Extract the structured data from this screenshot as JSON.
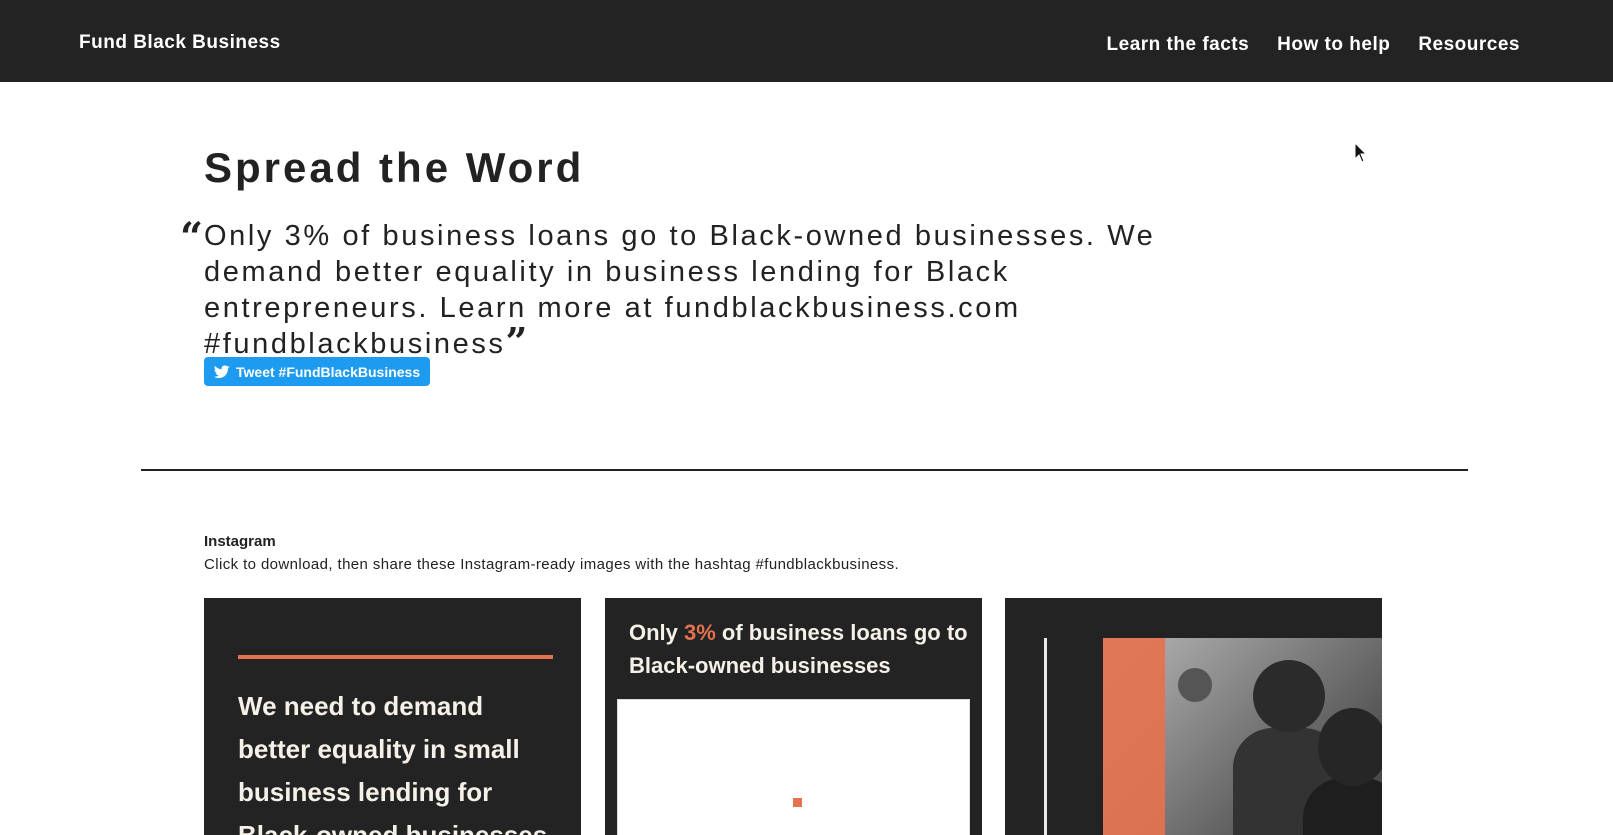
{
  "nav": {
    "brand": "Fund Black Business",
    "links": [
      "Learn the facts",
      "How to help",
      "Resources"
    ]
  },
  "main": {
    "title": "Spread the Word",
    "quote_open": "“",
    "quote": "Only 3% of business loans go to Black-owned businesses. We demand better equality in business lending for Black entrepreneurs. Learn more at fundblackbusiness.com #fundblackbusiness",
    "quote_close": "”",
    "tweet_button": "Tweet #FundBlackBusiness"
  },
  "instagram": {
    "heading": "Instagram",
    "description": "Click to download, then share these Instagram-ready images with the hashtag #fundblackbusiness.",
    "card1_text": "We need to demand better equality in small business lending for Black-owned businesses",
    "card2_prefix": "Only ",
    "card2_accent": "3%",
    "card2_suffix": " of business loans go to Black-owned businesses"
  },
  "icons": {
    "tweet": "twitter-bird-icon",
    "cursor": "mouse-cursor-icon"
  },
  "colors": {
    "nav_bg": "#232323",
    "accent": "#e4724f",
    "twitter": "#1d9bf0",
    "text": "#222222"
  }
}
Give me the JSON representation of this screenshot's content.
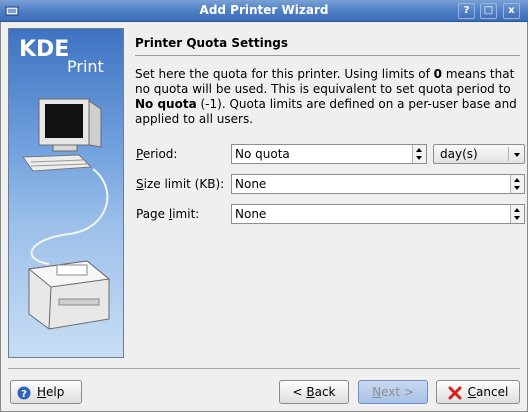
{
  "window": {
    "title": "Add Printer Wizard"
  },
  "titlebar_buttons": {
    "help": "?",
    "maximize": "□",
    "close": "x"
  },
  "side_panel": {
    "brand_kde": "KDE",
    "brand_print": "Print"
  },
  "page": {
    "heading": "Printer Quota Settings",
    "description_parts": {
      "p1": "Set here the quota for this printer. Using limits of ",
      "b1": "0",
      "p2": " means that no quota will be used. This is equivalent to set quota period to ",
      "b2": "No quota",
      "p3": " (-1). Quota limits are defined on a per-user base and applied to all users."
    }
  },
  "form": {
    "period": {
      "label_access": "P",
      "label_rest": "eriod:",
      "value": "No quota"
    },
    "period_unit": {
      "value": "day(s)"
    },
    "size_limit": {
      "label_access": "S",
      "label_rest": "ize limit (KB):",
      "value": "None"
    },
    "page_limit": {
      "label_pre": "Page ",
      "label_access": "l",
      "label_rest": "imit:",
      "value": "None"
    }
  },
  "buttons": {
    "help": {
      "access": "H",
      "rest": "elp"
    },
    "back": {
      "pre": "< ",
      "access": "B",
      "rest": "ack"
    },
    "next": {
      "access": "N",
      "rest": "ext >"
    },
    "cancel": {
      "access": "C",
      "rest": "ancel"
    }
  },
  "colors": {
    "titlebar": "#4f7fc4",
    "next_button": "#a9c1e8",
    "cancel_icon": "#d42020",
    "help_icon": "#2f63b8"
  }
}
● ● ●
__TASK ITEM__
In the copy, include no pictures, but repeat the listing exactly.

__REPLY TO THE EXERCISE__
Extract the structured data from this screenshot as JSON.
{
  "nav": {
    "brand": "Fund Black Business",
    "links": [
      "Learn the facts",
      "How to help",
      "Resources"
    ]
  },
  "main": {
    "title": "Spread the Word",
    "quote_open": "“",
    "quote": "Only 3% of business loans go to Black-owned businesses. We demand better equality in business lending for Black entrepreneurs. Learn more at fundblackbusiness.com #fundblackbusiness",
    "quote_close": "”",
    "tweet_button": "Tweet #FundBlackBusiness"
  },
  "instagram": {
    "heading": "Instagram",
    "description": "Click to download, then share these Instagram-ready images with the hashtag #fundblackbusiness.",
    "card1_text": "We need to demand better equality in small business lending for Black-owned businesses",
    "card2_prefix": "Only ",
    "card2_accent": "3%",
    "card2_suffix": " of business loans go to Black-owned businesses"
  },
  "icons": {
    "tweet": "twitter-bird-icon",
    "cursor": "mouse-cursor-icon"
  },
  "colors": {
    "nav_bg": "#232323",
    "accent": "#e4724f",
    "twitter": "#1d9bf0",
    "text": "#222222"
  }
}
Give me the JSON representation of this screenshot's content.
{
  "window": {
    "title": "Add Printer Wizard"
  },
  "titlebar_buttons": {
    "help": "?",
    "maximize": "□",
    "close": "x"
  },
  "side_panel": {
    "brand_kde": "KDE",
    "brand_print": "Print"
  },
  "page": {
    "heading": "Printer Quota Settings",
    "description_parts": {
      "p1": "Set here the quota for this printer. Using limits of ",
      "b1": "0",
      "p2": " means that no quota will be used. This is equivalent to set quota period to ",
      "b2": "No quota",
      "p3": " (-1). Quota limits are defined on a per-user base and applied to all users."
    }
  },
  "form": {
    "period": {
      "label_access": "P",
      "label_rest": "eriod:",
      "value": "No quota"
    },
    "period_unit": {
      "value": "day(s)"
    },
    "size_limit": {
      "label_access": "S",
      "label_rest": "ize limit (KB):",
      "value": "None"
    },
    "page_limit": {
      "label_pre": "Page ",
      "label_access": "l",
      "label_rest": "imit:",
      "value": "None"
    }
  },
  "buttons": {
    "help": {
      "access": "H",
      "rest": "elp"
    },
    "back": {
      "pre": "< ",
      "access": "B",
      "rest": "ack"
    },
    "next": {
      "access": "N",
      "rest": "ext >"
    },
    "cancel": {
      "access": "C",
      "rest": "ancel"
    }
  },
  "colors": {
    "titlebar": "#4f7fc4",
    "next_button": "#a9c1e8",
    "cancel_icon": "#d42020",
    "help_icon": "#2f63b8"
  }
}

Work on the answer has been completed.